Was brilliant. Loved my hat, which in fact was black, not green, but the robes were green which suits me fine. My supervisor said she always associates me with green jewellery.

It’s past bedtime now but I just have to tell you about it. It was very formal, and just so much fun. The staff of the school of English paraded on stage, decked out in all their finery.

It was brilliant to have my brother and Michael there. We went out for lunch with my supervisors, which was so so nice, and can I just say once again how I love them and they are just fantastic and I couldn’t have asked for better, and if I had to do it all again I would, and I’d do it with them.

It rained but I didn’t mind.

And later my friends and I went out for dinner at Hansa’s, which if you are ever in Leeds you must do too.  So it was pretty great. And THANK YOU – to my supervisors, to my sponsors, to my parents and grandparents who were there in spirit, and to my friends and especially J and M for celebrating with me (and for taking the pictures!). It’s been an awesome journey.
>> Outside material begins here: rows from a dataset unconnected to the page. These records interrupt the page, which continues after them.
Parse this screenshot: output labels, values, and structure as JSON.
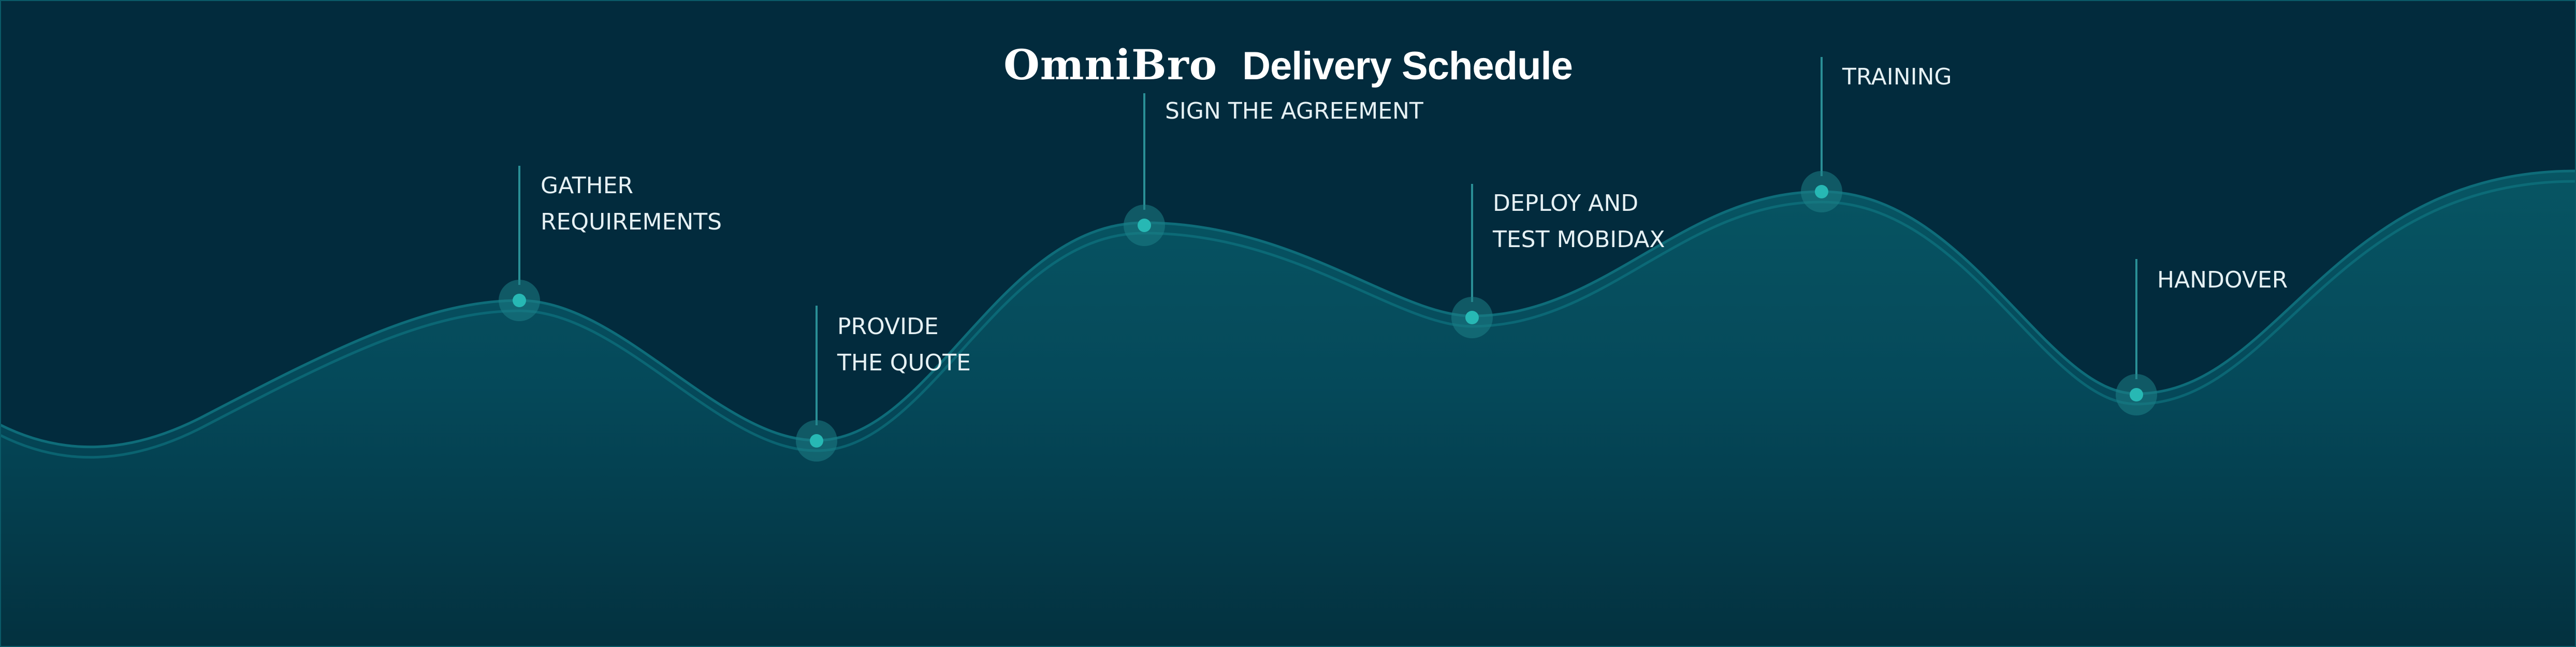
{
  "header": {
    "brand": "OmniBro",
    "title": "Delivery Schedule"
  },
  "steps": [
    {
      "lines": [
        "GATHER",
        "REQUIREMENTS"
      ]
    },
    {
      "lines": [
        "PROVIDE",
        "THE QUOTE"
      ]
    },
    {
      "lines": [
        "SIGN THE AGREEMENT"
      ]
    },
    {
      "lines": [
        "DEPLOY AND",
        "TEST MOBIDAX"
      ]
    },
    {
      "lines": [
        "TRAINING"
      ]
    },
    {
      "lines": [
        "HANDOVER"
      ]
    }
  ],
  "colors": {
    "background": "#022b3d",
    "wave_fill_top": "#075563",
    "wave_fill_bottom": "#03313f",
    "wave_line": "#117d89",
    "marker": "#27b8b4",
    "marker_halo": "#1e7f86",
    "connector": "#2a8f96",
    "text": "#e6f1f4"
  }
}
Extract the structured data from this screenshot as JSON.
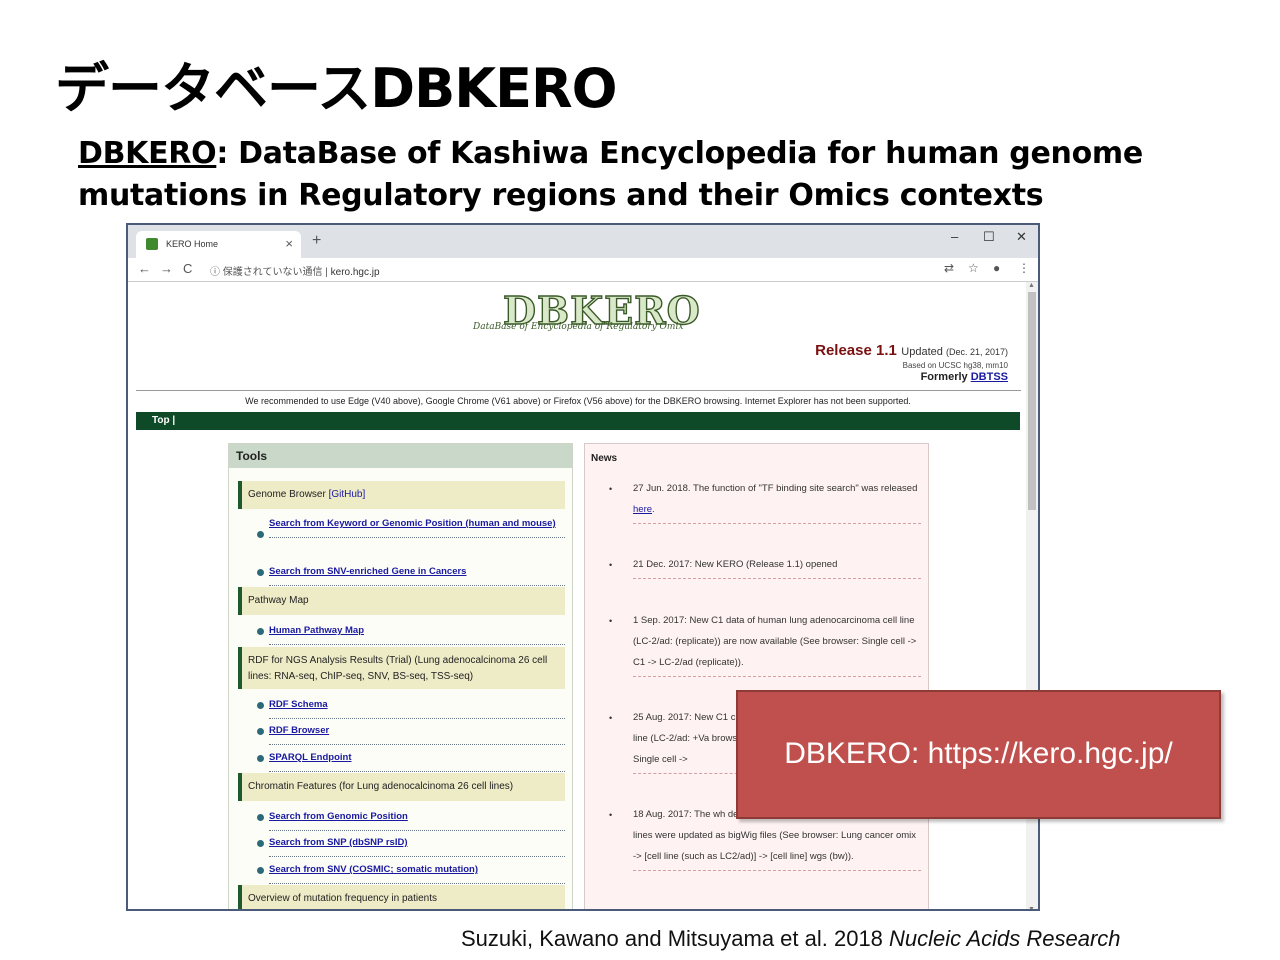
{
  "slide": {
    "title": "データベースDBKERO",
    "subtitle_underlined": "DBKERO",
    "subtitle_rest": ": DataBase of Kashiwa Encyclopedia for human genome mutations in Regulatory regions and their Omics contexts"
  },
  "browser": {
    "tab_title": "KERO Home",
    "tab_close": "×",
    "new_tab": "+",
    "window_controls": [
      "–",
      "☐",
      "✕"
    ],
    "nav": [
      "←",
      "→",
      "C"
    ],
    "url_security": "保護されていない通信",
    "url_host": "kero.hgc.jp"
  },
  "site": {
    "logo": "DBKERO",
    "logo_sub": "DataBase of Encyclopedia of Regulatory Omix",
    "release_big": "Release 1.1",
    "release_updated": "Updated",
    "release_date": "(Dec. 21, 2017)",
    "based_on": "Based on UCSC hg38, mm10",
    "formerly": "Formerly",
    "formerly_link": "DBTSS",
    "recommend": "We recommended to use Edge (V40 above), Google Chrome (V61 above) or Firefox (V56 above) for the DBKERO browsing. Internet Explorer has not been supported.",
    "nav_top": "Top  |"
  },
  "tools": {
    "heading": "Tools",
    "sections": [
      {
        "label": "Genome Browser",
        "link": "[GitHub]"
      },
      {
        "label": "Pathway Map"
      },
      {
        "label": "RDF for NGS Analysis Results (Trial) (Lung adenocalcinoma 26 cell lines: RNA-seq, ChIP-seq, SNV, BS-seq, TSS-seq)"
      },
      {
        "label": "Chromatin Features (for Lung adenocalcinoma 26 cell lines)"
      },
      {
        "label": "Overview of mutation frequency in patients"
      }
    ],
    "links": [
      "Search from Keyword or Genomic Position (human and mouse)",
      "Search from SNV-enriched Gene in Cancers",
      "Human Pathway Map",
      "RDF Schema",
      "RDF Browser",
      "SPARQL Endpoint",
      "Search from Genomic Position",
      "Search from SNP (dbSNP rsID)",
      "Search from SNV (COSMIC; somatic mutation)"
    ]
  },
  "news": {
    "heading": "News",
    "items": [
      {
        "text": "27 Jun. 2018. The function of \"TF binding site search\" was released",
        "link": "here",
        "after": "."
      },
      {
        "text": "21 Dec. 2017: New KERO (Release 1.1) opened"
      },
      {
        "text": "1 Sep. 2017: New C1 data of human lung adenocarcinoma cell line (LC-2/ad: (replicate)) are now available (See browser: Single cell -> C1 -> LC-2/ad (replicate))."
      },
      {
        "text": "25 Aug. 2017: New C1 cell line (LC-2/ad: +Va browser: Single cell ->"
      },
      {
        "text": "18 Aug. 2017: The wh depth data of Lung adenocarcinoma 26 cell lines were updated as bigWig files (See browser: Lung cancer omix -> [cell line (such as LC2/ad)] -> [cell line] wgs (bw))."
      }
    ],
    "bullet": "•"
  },
  "overlay": {
    "text": "DBKERO: https://kero.hgc.jp/"
  },
  "citation": {
    "authors": "Suzuki, Kawano and Mitsuyama et al. 2018 ",
    "journal": "Nucleic Acids Research"
  },
  "colors": {
    "overlay": "#c0504d",
    "greenbar": "#0f4a28",
    "tools_header": "#c9d8c8",
    "section_bg": "#eeebc7",
    "news_bg": "#fef2f2",
    "link": "#1a1aa0",
    "release": "#7a1010"
  }
}
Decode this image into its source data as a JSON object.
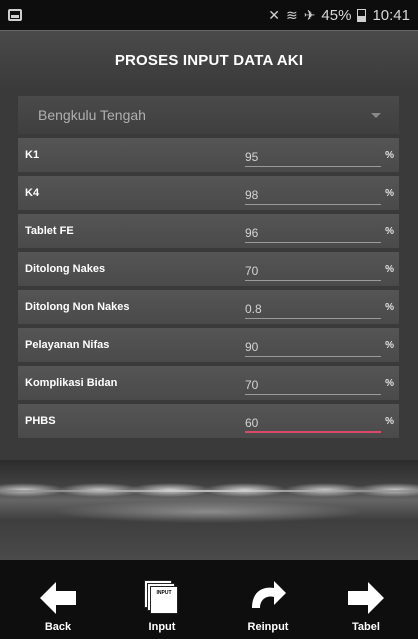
{
  "status_bar": {
    "battery": "45%",
    "time": "10:41"
  },
  "header": {
    "title": "PROSES INPUT DATA AKI"
  },
  "region_select": {
    "value": "Bengkulu Tengah"
  },
  "fields": [
    {
      "label": "K1",
      "value": "95",
      "unit": "%"
    },
    {
      "label": "K4",
      "value": "98",
      "unit": "%"
    },
    {
      "label": "Tablet FE",
      "value": "96",
      "unit": "%"
    },
    {
      "label": "Ditolong Nakes",
      "value": "70",
      "unit": "%"
    },
    {
      "label": "Ditolong Non Nakes",
      "value": "0.8",
      "unit": "%"
    },
    {
      "label": "Pelayanan Nifas",
      "value": "90",
      "unit": "%"
    },
    {
      "label": "Komplikasi Bidan",
      "value": "70",
      "unit": "%"
    },
    {
      "label": "PHBS",
      "value": "60",
      "unit": "%"
    }
  ],
  "nav": {
    "back": "Back",
    "input": "Input",
    "input_icon_text": "INPUT",
    "reinput": "Reinput",
    "tabel": "Tabel"
  },
  "colors": {
    "active_underline": "#d94a6a",
    "row_bg": "#4f4f4f",
    "nav_bg": "#0e0e0e"
  }
}
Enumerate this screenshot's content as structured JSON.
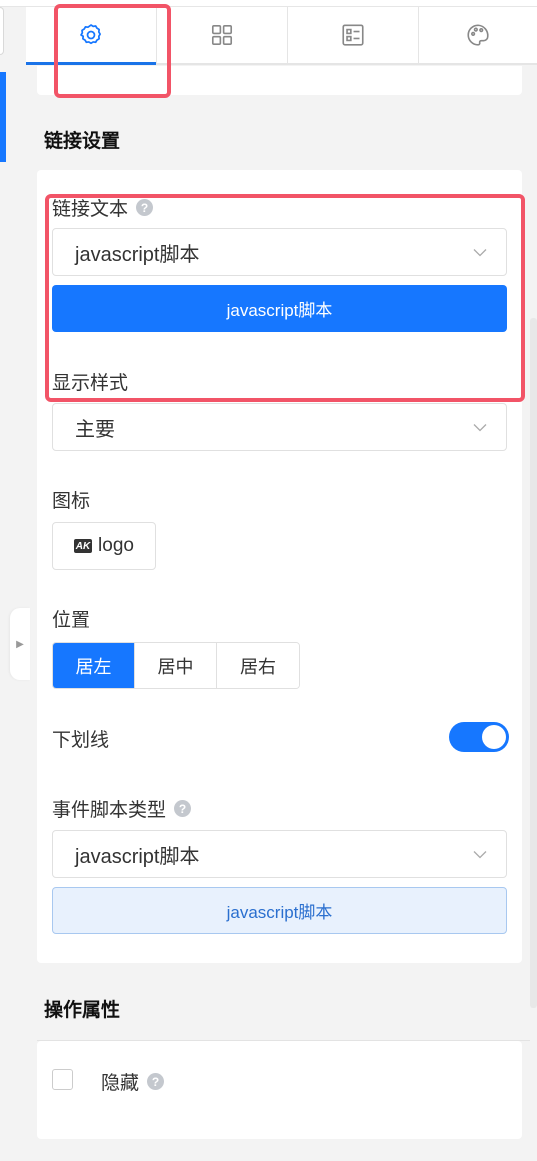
{
  "tabs": [
    {
      "name": "settings",
      "icon": "gear-icon",
      "active": true
    },
    {
      "name": "components",
      "icon": "grid-icon",
      "active": false
    },
    {
      "name": "form",
      "icon": "list-icon",
      "active": false
    },
    {
      "name": "theme",
      "icon": "palette-icon",
      "active": false
    }
  ],
  "link_settings": {
    "title": "链接设置",
    "link_text_label": "链接文本",
    "link_text_select": "javascript脚本",
    "link_text_button": "javascript脚本",
    "display_style_label": "显示样式",
    "display_style_select": "主要",
    "icon_label": "图标",
    "icon_button": "logo",
    "position_label": "位置",
    "position_options": [
      "居左",
      "居中",
      "居右"
    ],
    "position_selected": "居左",
    "underline_label": "下划线",
    "underline_on": true,
    "event_script_label": "事件脚本类型",
    "event_script_select": "javascript脚本",
    "event_script_button": "javascript脚本"
  },
  "operation_attrs": {
    "title": "操作属性",
    "hidden_label": "隐藏",
    "hidden_checked": false
  },
  "colors": {
    "primary": "#1677ff",
    "highlight": "#f25467"
  }
}
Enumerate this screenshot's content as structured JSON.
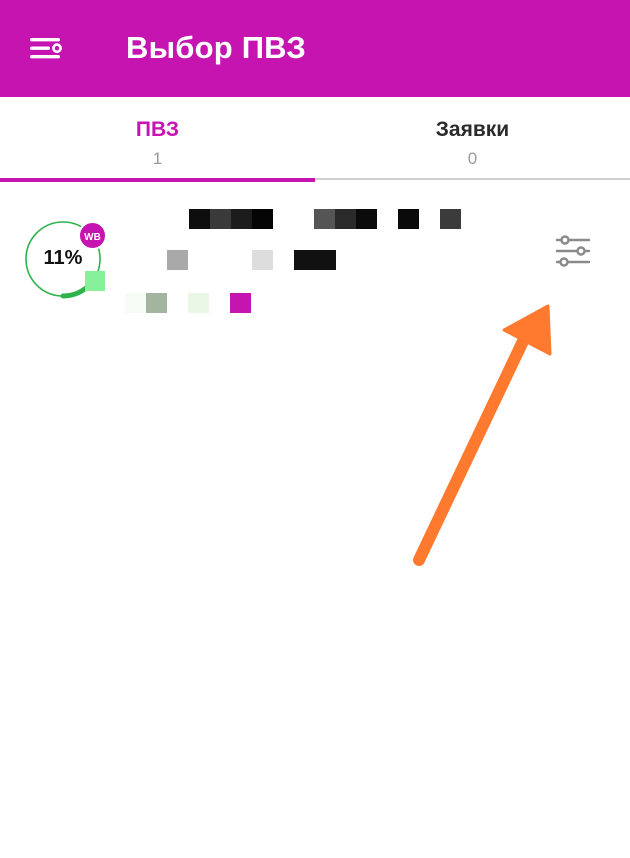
{
  "appbar": {
    "title": "Выбор ПВЗ",
    "menu_icon": "menu-settings-icon",
    "background": "#C514B0"
  },
  "tabs": [
    {
      "label": "ПВЗ",
      "count": "1",
      "active": true
    },
    {
      "label": "Заявки",
      "count": "0",
      "active": false
    }
  ],
  "list_item": {
    "progress_percent": 11,
    "progress_label": "11%",
    "badge": "WB",
    "progress_color": "#2DB34A"
  },
  "filter_icon": "sliders-icon",
  "accent_color": "#C514B0",
  "annotation_color": "#FF7A2F"
}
One part of it is over now. That is a little bit sad as well as exciting, and it was nice to have a ceremony to mark the end of it. But many paths, I hope, have only just begun.

Hello from the road

Weddings and conferences and sleeping in friends’ spare rooms make for plenty of blog content, but not much blogging time or head-space. For now I’ll say: the wedding was gorgeous, the conference was tiring but brilliant, and it has been most enjoyable catching up with old friends and taking advantage of their hospitality in the process.

It’s my graduation tomorrow. Well, today actually. I can’t sleep. My brother and my boyfriend are both here to help me celebrate. We had a great day in York today (well, yesterday), and on Sunday we drove out to the Dales – a superior pub lunch in Grassington followed by a stroll to Malham cove. Yorkshire is just the best.

My brother says that meeting my lovely, talented, hard-working friends, many of whom graduated with their PhDs several years ago now, is making him reconsider his postgraduate plans. Most are struggling by with scraps of teaching supplemented by library jobs.

I’ve been dithering for a couple of weeks as to whether to accept a part time job in a kindergarten in Norway, to cover costs while I work on articles and a book proposal. I accepted it yesterday and now I feel slightly terrible. M had counseled against it, on the grounds of missed holidays (chances to tag along on his business trips to exotic places), early mornings and having to drive the car to the next town even in winter, it will interrupt my brilliant two-month summer job, and a couple of other things. Sigh. Why are decisions so hard to make? I accepted it on the grounds of money, Norwegian integration and a structure to my week.  But I’m still not sure. My applications to several academic jobs in the UK didn’t get anywhere, which wasn’t a surprise given the current market, but disheartening all the same.

Anyway. I’m still pretty proud of the PhD. And looking forward to wearing the floppy green hat. Photos to follow!

Oh noes!

I was going to write a blog post tonight, really I was. But it is late and I am tired and we have to get up early tomorrow to drive to the airport. Off to London, for my cousin’s wedding, then up to Leeds for the IMC and then my graduation! Much excitement and I can’t wait to catch up with my brother and my cousins in London…

It’s been a very busy few weeks since I posted. I have a summer job at M’s research institute, coming up with a newsletter prototype and coming to grips with InDesign. It’s brilliant. I’ve also been applying for academic jobs in the UK, interviewing people and writing an ethnography assignment, sussing out academic contacts in Norway and intending very muchly not to leave my conference paper to the last minute again. Oops. I’ve also been offered a part time job in a kindergarten and I’ve been dithering and dithering. It was really hot for two weeks – lots of cycling and swimming in the evenings. This week the rain has almost been a relief. Very much looking forward to the UK. And hoping to do some conference-papering on the plane tomorrow…